- Aim of the exercise
The records appear below. Report how many of their lines contain the word "true", giving the number alone.

----- Provided records

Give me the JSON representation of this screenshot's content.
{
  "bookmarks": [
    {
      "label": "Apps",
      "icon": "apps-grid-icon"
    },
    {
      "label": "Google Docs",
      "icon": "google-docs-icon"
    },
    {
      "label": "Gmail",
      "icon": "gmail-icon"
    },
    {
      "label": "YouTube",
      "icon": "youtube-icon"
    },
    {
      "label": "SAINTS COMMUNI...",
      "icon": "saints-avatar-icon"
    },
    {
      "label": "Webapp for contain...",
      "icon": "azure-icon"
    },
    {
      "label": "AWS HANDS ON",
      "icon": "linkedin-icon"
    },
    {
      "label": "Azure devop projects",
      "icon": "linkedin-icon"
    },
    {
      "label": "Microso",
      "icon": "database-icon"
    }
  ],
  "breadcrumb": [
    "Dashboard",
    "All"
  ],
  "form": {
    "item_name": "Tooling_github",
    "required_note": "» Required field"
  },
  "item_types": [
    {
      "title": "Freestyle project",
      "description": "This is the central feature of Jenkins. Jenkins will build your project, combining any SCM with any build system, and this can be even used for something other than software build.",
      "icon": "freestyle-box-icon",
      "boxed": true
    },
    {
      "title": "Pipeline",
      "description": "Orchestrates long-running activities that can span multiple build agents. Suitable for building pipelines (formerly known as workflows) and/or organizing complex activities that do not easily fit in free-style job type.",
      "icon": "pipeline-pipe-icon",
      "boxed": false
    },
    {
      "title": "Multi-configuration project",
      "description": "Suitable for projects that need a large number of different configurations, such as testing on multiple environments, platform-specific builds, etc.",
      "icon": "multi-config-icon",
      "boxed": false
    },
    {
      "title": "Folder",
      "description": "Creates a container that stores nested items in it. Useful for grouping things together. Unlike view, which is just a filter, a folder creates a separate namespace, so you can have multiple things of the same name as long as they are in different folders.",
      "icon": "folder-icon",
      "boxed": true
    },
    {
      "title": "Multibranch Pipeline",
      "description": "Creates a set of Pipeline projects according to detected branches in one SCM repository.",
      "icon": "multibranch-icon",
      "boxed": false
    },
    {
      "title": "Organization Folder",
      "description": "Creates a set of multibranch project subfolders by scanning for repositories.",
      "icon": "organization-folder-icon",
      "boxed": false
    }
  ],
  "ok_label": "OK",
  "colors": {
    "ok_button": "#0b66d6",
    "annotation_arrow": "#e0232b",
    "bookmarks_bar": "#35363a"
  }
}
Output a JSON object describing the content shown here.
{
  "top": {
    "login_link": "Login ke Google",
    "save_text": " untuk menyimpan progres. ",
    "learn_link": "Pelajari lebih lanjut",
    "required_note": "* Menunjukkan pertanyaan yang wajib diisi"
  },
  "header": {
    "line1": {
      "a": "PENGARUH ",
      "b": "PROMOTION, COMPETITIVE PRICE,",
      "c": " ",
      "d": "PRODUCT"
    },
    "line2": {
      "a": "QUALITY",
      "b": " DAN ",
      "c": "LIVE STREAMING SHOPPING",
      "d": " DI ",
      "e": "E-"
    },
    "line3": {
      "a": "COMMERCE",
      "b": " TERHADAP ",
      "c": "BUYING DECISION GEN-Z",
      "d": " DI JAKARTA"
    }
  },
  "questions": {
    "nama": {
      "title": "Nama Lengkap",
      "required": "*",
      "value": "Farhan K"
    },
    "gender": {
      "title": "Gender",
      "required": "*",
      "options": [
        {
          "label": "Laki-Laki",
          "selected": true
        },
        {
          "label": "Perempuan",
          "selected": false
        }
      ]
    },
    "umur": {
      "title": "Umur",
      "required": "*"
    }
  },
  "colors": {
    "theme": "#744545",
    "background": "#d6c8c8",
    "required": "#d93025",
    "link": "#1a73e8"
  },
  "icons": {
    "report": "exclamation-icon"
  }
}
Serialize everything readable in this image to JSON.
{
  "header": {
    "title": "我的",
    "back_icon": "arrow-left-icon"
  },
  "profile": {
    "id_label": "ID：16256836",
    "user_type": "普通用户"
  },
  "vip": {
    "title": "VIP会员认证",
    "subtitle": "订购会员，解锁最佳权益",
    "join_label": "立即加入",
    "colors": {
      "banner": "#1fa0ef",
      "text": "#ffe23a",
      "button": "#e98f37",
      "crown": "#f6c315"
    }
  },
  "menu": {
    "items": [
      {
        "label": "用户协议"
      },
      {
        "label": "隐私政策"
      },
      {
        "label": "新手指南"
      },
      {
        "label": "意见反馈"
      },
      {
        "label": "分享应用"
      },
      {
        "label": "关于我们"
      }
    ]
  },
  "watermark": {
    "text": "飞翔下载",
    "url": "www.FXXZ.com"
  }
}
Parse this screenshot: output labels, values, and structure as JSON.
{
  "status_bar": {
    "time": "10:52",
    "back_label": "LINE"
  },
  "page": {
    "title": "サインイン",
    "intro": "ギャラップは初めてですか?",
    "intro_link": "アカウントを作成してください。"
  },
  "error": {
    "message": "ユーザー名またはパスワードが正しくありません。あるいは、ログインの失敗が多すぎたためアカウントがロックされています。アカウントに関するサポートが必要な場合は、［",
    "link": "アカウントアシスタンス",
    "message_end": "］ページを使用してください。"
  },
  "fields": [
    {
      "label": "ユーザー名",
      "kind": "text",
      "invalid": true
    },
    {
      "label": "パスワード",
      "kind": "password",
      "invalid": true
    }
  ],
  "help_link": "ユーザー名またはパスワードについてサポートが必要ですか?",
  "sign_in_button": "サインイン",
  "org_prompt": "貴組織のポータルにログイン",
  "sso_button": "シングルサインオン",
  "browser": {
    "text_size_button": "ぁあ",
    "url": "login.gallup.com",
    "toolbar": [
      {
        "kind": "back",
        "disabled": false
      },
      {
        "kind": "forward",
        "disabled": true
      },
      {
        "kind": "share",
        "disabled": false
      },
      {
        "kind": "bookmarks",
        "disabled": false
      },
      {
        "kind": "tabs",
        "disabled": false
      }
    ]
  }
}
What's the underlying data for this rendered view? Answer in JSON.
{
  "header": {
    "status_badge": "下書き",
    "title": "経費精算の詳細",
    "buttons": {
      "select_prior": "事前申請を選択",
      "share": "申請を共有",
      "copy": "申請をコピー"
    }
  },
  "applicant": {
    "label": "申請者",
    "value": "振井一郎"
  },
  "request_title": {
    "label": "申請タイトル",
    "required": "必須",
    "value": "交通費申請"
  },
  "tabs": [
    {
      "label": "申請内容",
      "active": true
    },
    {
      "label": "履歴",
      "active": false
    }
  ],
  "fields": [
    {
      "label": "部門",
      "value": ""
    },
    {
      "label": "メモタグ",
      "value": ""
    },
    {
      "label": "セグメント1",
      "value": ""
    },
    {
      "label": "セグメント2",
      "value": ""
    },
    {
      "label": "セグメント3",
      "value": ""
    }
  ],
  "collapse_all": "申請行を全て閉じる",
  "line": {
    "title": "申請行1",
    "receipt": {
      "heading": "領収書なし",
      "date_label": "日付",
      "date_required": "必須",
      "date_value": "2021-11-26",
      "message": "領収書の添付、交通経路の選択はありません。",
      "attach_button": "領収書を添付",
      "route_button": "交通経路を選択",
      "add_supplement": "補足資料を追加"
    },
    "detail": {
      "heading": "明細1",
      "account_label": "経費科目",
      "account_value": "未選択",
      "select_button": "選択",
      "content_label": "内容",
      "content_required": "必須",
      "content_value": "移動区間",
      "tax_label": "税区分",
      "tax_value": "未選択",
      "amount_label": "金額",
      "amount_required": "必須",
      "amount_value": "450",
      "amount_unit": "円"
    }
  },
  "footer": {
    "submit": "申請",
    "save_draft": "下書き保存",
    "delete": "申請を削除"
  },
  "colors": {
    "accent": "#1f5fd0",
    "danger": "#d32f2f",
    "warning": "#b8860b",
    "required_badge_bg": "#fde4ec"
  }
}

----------

- Final answer
7